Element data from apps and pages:
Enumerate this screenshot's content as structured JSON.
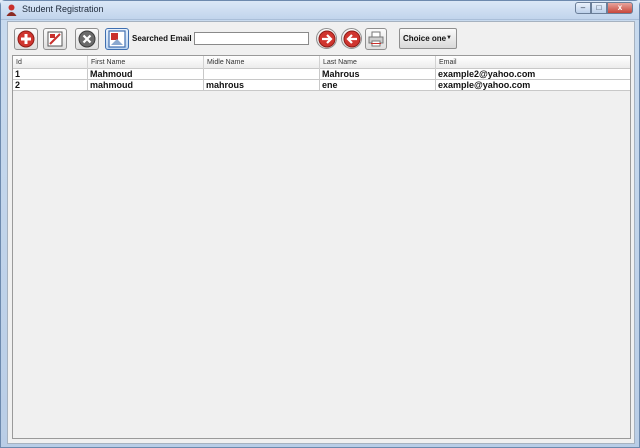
{
  "window": {
    "title": "Student Registration",
    "controls": {
      "minimize": "–",
      "maximize": "□",
      "close": "x"
    }
  },
  "toolbar": {
    "add_icon": "plus-circle-icon",
    "edit_icon": "edit-icon",
    "delete_icon": "x-circle-icon",
    "image_icon": "picture-icon",
    "search_label": "Searched Email",
    "search_value": "",
    "next_icon": "arrow-right-circle-icon",
    "prev_icon": "arrow-left-circle-icon",
    "print_icon": "printer-icon",
    "choice_selected": "Choice one",
    "choice_arrow": "▼"
  },
  "table": {
    "columns": [
      "Id",
      "First Name",
      "Midle Name",
      "Last Name",
      "Email"
    ],
    "rows": [
      [
        "1",
        "Mahmoud",
        "",
        "Mahrous",
        "example2@yahoo.com"
      ],
      [
        "2",
        "mahmoud",
        "mahrous",
        "ene",
        "example@yahoo.com"
      ]
    ]
  },
  "colors": {
    "accent_red": "#c9302c",
    "window_frame": "#b9cde6",
    "client_bg": "#f0f0f0"
  }
}
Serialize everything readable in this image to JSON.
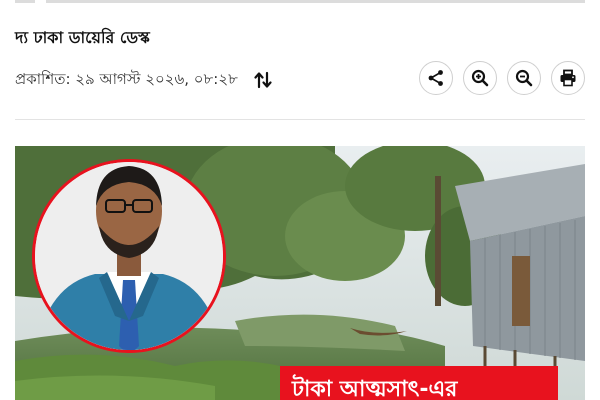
{
  "article": {
    "desk": "দ্য ঢাকা ডায়েরি ডেস্ক",
    "published": "প্রকাশিত: ২৯ আগস্ট ২০২৬, ০৮:২৮"
  },
  "icons": {
    "sort": "sort-arrows-icon",
    "share": "share-icon",
    "zoom_in": "zoom-in-icon",
    "zoom_out": "zoom-out-icon",
    "print": "print-icon"
  },
  "image": {
    "overlay_text": "টাকা আত্মসাৎ-এর"
  },
  "colors": {
    "overlay_bg": "#e8121e",
    "portrait_ring": "#e8121e"
  }
}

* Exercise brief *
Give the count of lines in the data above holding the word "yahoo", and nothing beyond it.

* Response box *
2